If you are experiencing a medical emergency, please call 911 or seek care at an emergency room.
Have you been sneezing lately?
If you suffer from allergies, you’re in good company. According to the Centers for Disease Control (CDC), about 50 million Americans experience some type of allergy. Residents of the Washington, D.C., metro area are also up against high pollen counts—the Asthma and Allergy Foundation of America has ranked the area one the top 100 “Most Challenging Places to Live with Spring Allergies.˝ Below are some treatments to help reduce allergy symptoms.
What is an allergy?

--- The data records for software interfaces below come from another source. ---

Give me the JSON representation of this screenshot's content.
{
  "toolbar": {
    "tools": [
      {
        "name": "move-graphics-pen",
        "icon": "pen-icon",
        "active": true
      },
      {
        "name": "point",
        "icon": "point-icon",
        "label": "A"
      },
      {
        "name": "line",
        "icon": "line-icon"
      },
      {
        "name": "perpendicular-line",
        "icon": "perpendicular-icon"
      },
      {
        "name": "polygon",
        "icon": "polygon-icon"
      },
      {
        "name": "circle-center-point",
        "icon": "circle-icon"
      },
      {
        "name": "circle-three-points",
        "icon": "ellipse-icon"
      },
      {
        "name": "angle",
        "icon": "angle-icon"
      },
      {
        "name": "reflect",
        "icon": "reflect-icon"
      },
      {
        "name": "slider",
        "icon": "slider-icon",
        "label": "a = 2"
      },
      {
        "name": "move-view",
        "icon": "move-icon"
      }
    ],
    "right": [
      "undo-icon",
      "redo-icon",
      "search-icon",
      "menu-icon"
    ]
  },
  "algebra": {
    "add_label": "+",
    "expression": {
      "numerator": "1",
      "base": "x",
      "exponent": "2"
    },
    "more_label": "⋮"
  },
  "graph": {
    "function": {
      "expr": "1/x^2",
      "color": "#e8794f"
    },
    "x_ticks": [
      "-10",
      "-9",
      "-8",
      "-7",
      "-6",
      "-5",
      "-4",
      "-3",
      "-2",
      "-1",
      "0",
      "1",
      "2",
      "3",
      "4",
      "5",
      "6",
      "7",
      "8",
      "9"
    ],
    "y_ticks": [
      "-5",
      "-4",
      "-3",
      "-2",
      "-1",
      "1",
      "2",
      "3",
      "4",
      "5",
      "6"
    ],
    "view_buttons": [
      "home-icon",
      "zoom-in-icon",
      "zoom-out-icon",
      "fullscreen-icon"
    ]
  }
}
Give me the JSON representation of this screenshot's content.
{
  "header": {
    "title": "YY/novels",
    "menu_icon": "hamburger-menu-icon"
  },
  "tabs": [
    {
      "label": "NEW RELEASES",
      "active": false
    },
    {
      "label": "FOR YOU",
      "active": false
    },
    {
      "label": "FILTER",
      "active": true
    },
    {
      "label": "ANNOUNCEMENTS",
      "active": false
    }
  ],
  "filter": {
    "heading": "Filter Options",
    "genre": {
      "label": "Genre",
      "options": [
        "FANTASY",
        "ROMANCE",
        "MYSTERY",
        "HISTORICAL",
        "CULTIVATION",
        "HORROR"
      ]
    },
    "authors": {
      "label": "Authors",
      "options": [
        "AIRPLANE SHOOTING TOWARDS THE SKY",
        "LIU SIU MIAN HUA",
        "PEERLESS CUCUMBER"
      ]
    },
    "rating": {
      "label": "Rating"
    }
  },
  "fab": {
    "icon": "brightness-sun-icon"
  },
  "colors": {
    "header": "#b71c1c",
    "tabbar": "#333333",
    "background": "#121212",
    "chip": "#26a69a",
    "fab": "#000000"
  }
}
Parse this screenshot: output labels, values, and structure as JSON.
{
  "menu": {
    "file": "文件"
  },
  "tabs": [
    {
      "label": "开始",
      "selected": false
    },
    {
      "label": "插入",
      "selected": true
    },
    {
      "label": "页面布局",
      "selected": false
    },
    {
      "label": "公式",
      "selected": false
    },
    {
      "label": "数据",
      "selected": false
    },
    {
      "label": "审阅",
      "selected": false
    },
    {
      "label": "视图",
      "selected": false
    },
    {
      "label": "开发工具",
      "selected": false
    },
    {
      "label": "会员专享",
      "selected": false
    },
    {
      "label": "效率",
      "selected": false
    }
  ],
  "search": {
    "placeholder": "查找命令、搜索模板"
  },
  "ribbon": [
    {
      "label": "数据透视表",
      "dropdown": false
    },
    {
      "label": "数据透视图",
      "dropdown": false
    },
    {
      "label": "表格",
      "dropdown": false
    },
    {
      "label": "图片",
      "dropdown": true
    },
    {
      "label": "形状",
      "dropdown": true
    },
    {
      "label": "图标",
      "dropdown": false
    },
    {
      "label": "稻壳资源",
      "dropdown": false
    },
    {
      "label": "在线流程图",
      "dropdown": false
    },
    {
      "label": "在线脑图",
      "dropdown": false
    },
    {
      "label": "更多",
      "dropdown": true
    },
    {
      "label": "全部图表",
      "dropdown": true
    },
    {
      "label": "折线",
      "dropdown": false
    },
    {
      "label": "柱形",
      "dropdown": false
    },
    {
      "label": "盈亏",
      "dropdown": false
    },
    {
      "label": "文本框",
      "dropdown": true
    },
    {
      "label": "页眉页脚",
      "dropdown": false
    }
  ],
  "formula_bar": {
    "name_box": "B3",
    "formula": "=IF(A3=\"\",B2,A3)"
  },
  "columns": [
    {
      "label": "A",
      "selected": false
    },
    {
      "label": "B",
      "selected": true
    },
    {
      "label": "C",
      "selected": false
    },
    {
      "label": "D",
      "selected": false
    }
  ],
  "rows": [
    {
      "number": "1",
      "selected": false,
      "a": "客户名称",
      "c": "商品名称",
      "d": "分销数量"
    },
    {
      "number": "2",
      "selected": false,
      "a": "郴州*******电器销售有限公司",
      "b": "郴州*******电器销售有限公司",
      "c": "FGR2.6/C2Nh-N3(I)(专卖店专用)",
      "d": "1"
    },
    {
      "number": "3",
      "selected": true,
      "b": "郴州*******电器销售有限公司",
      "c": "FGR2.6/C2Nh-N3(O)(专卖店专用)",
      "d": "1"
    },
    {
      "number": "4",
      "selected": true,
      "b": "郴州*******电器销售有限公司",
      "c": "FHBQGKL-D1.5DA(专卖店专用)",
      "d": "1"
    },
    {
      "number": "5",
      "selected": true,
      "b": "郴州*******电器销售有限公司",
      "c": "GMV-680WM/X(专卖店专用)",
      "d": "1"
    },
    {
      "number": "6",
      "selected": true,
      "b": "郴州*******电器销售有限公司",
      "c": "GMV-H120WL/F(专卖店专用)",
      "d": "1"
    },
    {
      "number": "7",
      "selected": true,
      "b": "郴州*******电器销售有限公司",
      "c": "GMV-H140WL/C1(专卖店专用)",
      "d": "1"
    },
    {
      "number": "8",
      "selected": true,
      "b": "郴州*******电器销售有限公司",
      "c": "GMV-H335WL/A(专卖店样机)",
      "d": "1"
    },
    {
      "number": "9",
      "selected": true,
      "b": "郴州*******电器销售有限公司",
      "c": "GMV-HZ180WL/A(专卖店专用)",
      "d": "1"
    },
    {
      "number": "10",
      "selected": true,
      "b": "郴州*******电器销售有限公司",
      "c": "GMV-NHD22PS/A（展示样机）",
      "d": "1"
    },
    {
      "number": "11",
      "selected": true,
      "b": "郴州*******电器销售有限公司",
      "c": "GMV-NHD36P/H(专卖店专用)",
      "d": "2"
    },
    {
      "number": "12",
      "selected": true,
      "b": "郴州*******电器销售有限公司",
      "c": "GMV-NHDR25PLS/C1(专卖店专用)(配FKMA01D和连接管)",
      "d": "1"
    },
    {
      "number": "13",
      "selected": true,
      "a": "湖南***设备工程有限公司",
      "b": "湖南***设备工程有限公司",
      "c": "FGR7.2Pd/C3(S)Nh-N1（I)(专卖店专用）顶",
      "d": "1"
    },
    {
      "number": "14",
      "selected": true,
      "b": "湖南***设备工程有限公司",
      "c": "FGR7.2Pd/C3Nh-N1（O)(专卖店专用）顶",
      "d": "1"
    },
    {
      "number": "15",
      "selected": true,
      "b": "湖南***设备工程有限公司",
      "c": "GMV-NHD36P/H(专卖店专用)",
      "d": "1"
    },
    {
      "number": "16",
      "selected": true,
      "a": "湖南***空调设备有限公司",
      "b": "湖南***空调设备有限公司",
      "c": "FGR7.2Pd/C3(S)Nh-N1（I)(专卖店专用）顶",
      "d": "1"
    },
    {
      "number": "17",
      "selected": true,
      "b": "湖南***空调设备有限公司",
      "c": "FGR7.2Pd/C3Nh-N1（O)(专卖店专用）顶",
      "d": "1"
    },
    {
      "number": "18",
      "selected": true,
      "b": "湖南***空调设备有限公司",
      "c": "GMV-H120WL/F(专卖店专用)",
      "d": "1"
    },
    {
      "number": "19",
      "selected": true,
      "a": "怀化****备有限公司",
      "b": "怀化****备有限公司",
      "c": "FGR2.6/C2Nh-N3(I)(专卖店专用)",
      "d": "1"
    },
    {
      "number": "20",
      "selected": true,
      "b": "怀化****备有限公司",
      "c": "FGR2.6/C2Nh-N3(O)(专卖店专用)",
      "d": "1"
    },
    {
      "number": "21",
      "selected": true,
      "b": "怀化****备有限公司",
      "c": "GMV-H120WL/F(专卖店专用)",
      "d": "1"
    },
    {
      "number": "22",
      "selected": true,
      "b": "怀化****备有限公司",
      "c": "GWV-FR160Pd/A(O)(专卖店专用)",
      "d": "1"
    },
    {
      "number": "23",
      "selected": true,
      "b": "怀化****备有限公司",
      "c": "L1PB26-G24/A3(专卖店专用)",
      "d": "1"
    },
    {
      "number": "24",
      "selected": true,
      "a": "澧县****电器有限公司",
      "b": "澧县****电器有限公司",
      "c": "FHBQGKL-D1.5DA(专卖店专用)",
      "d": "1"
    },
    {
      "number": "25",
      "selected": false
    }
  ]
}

An allergy is an overreaction of the body’s immune system to particular triggers, or allergens. Common allergens include pollen, dust and mold, medications, foods, insect venom, pet dander, and chemicals. The symptoms can be minor or severe.
Preventing allergic reactions
For some patients, the cause of allergy symptoms is clear. If you find that your eyes water every time you are near cats, that dusting the house makes you sneeze, or that your throat itches when you spend time in the garden, you may be able to limit exposure to specific allergens. However, if you experience allergy symptoms with no clear cause, you should talk to your doctor about testing that will help you identify your allergy triggers.
Treatment for seasonal allergies
Seasonal allergies, sometimes called “hay fever,” can be triggered by trees, grasses, flowers, and weeds. Common symptoms include coughing, sneezing, runny nose, scratchy throat, and itchy or watery eyes.
Seasonal allergies can often be treated with over-the-counter medications, such as antihistamine pills, eye drops, or nasal sprays. If over-the-counter treatments fail to alleviate symptoms, prescription medication or immunotherapy (such as allergy shots that gradually increase the body’s tolerance to allergens) may be helpful.
Allergies can change over the course of your life and may become more severe unexpectedly. You should let your doctor know that you are experiencing allergy symptoms, even if they are currently mild and manageable.
When to seek emergency care
While it is uncommon for seasonal allergies to trigger severe symptoms, other types of allergies often can. In fact, you can experience a major allergic reaction even if you have no history of allergies. Signs of a serious reaction include rashes, hives, low blood pressure, breathing trouble, asthma attacks, or anaphylaxis.
Anaphylaxis is the most dangerous type of allergic reaction. During anaphylaxis, your immune system releases a flood of chemicals that can cause the body to go into shock. Symptoms of anaphylaxis include difficulty breathing, dizziness, a tingling feeling in the hands or feet, nausea or vomiting, chest tightness, or a rapid or weak pulse. If you have already been diagnosed with an allergy, your doctor may prescribe an
emergency treatment device called an epinephrine shot to self-administer if you begin to experience anaphylaxis. You may have seen these devices carried by people with known, severe allergies to bee stings or peanuts.
A serious allergic reaction can cause seizures, make it difficult to breathe, or can even be fatal—so it is important to take the signs seriously. If you or a family member experience the symptoms of a major allergic reaction, seek medical attention immediately. The expert care team at MedStar Georgetown University Hospital Emergency Department is here to help.